Look through the material below. Copy each line that contains the string "thumbnail".

==== Source material

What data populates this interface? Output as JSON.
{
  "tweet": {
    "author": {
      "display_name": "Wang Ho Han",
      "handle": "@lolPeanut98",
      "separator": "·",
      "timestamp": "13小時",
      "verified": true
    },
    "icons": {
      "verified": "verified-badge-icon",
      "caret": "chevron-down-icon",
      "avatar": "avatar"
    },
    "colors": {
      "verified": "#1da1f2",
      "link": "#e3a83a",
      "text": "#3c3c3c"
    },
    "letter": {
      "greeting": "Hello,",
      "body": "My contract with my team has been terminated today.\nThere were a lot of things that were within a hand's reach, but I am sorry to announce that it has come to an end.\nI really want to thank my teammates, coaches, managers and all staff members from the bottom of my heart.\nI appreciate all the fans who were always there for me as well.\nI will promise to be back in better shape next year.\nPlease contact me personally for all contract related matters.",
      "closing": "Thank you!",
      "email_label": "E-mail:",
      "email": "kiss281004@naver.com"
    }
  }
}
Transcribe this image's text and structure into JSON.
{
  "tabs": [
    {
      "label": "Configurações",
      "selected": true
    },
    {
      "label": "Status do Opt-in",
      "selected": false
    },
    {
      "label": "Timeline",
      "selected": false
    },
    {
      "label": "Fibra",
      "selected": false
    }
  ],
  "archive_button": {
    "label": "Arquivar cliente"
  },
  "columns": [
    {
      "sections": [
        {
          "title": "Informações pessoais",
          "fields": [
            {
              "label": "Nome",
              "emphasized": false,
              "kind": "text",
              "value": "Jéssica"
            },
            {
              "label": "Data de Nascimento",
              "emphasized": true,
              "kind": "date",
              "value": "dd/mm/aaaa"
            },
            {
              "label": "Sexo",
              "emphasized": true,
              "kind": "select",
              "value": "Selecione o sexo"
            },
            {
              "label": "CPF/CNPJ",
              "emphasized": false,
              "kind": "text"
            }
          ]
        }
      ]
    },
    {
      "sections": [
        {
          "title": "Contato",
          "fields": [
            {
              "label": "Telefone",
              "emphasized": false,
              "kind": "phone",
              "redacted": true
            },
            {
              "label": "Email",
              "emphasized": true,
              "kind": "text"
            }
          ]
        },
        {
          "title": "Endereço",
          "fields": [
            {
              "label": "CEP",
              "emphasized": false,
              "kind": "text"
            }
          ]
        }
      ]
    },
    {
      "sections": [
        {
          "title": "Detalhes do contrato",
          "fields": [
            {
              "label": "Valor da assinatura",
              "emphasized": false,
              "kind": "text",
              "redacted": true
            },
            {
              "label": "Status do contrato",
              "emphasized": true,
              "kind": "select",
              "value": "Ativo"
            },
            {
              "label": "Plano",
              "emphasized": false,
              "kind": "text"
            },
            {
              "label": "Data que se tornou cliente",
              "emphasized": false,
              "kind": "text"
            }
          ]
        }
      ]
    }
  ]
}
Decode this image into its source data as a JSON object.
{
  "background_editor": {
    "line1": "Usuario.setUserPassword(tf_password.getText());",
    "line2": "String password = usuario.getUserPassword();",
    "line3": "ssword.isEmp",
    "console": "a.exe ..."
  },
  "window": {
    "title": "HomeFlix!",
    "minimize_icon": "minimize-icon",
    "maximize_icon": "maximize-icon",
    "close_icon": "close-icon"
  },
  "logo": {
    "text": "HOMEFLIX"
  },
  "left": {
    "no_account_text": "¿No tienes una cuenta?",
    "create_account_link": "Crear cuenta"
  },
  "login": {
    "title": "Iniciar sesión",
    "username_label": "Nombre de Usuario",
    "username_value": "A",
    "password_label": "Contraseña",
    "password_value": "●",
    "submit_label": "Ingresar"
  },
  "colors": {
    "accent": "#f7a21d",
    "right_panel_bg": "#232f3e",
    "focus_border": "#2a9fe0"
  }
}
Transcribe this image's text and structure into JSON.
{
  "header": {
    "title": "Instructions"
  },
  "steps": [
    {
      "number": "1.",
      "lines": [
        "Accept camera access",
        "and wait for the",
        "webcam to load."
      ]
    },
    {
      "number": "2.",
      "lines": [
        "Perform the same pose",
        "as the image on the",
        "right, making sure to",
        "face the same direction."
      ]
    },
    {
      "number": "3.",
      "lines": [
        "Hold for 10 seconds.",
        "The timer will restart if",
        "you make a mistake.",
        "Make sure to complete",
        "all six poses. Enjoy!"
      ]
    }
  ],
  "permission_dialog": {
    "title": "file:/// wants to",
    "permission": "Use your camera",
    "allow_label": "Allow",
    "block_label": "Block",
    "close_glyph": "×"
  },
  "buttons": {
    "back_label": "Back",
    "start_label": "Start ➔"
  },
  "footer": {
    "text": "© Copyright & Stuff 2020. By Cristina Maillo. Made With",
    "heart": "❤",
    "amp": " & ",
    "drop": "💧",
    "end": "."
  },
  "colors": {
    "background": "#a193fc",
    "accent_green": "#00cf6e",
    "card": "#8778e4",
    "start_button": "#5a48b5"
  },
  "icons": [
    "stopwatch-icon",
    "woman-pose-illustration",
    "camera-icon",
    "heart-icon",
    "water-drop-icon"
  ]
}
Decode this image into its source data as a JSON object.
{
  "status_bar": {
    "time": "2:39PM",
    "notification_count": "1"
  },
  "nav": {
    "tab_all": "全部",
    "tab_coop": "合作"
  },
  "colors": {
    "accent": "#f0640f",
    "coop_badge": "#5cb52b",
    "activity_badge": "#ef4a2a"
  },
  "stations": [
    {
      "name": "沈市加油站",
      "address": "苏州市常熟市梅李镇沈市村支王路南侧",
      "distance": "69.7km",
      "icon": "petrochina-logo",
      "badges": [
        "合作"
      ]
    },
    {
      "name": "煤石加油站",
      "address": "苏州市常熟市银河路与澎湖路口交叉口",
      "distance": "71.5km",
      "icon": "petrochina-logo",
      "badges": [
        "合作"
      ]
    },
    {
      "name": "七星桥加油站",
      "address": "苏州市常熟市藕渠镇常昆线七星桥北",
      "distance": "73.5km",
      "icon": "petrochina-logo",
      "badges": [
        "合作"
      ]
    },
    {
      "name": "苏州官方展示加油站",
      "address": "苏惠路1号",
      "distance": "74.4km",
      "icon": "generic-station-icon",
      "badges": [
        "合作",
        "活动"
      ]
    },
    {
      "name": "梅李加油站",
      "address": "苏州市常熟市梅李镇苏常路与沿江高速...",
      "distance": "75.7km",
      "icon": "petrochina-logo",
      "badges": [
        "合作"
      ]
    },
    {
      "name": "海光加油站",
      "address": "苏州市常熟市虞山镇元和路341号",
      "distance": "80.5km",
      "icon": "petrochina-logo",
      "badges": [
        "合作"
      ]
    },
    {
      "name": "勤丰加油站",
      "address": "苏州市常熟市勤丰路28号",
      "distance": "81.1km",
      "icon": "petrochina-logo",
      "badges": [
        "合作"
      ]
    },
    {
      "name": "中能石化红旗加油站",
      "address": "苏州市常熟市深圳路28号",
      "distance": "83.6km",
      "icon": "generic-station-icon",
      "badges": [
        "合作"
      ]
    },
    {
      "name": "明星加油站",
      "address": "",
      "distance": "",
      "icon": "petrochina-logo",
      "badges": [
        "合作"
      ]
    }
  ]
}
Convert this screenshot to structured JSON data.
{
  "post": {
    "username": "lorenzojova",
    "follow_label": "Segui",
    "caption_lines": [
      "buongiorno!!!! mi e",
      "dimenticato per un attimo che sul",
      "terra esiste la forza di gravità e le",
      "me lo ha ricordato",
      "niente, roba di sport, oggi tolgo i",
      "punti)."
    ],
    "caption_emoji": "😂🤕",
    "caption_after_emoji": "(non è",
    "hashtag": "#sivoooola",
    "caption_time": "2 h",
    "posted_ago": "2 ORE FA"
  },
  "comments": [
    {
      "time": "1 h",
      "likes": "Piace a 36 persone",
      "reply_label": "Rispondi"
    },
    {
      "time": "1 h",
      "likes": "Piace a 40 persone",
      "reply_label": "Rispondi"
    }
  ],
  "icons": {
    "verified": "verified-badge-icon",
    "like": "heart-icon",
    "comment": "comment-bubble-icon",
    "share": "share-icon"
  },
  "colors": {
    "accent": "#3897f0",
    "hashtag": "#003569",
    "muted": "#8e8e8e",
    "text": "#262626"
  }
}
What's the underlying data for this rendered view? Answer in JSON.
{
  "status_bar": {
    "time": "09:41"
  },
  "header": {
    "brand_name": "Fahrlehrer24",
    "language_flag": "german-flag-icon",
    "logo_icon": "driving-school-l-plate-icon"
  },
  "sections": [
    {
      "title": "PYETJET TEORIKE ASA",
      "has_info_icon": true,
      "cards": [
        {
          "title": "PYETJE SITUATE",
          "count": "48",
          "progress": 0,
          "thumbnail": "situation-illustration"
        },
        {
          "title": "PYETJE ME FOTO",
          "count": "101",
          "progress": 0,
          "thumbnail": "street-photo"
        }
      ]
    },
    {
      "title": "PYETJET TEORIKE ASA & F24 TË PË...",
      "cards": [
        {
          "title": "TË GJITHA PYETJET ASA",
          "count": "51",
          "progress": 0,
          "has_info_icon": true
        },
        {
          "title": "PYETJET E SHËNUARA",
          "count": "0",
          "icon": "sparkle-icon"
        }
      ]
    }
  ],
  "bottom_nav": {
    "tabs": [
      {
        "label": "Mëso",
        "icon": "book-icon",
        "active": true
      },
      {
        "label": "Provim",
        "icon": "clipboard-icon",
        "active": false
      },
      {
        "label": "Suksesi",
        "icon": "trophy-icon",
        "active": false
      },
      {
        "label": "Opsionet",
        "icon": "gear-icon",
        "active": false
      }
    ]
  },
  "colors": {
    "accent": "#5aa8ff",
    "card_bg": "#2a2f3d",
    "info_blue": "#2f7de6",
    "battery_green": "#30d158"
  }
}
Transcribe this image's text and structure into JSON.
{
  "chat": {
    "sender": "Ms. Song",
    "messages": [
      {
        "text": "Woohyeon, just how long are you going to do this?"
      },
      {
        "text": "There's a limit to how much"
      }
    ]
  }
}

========

== Output for this task ==
          "thumbnail": "situation-illustration"
          "thumbnail": "street-photo"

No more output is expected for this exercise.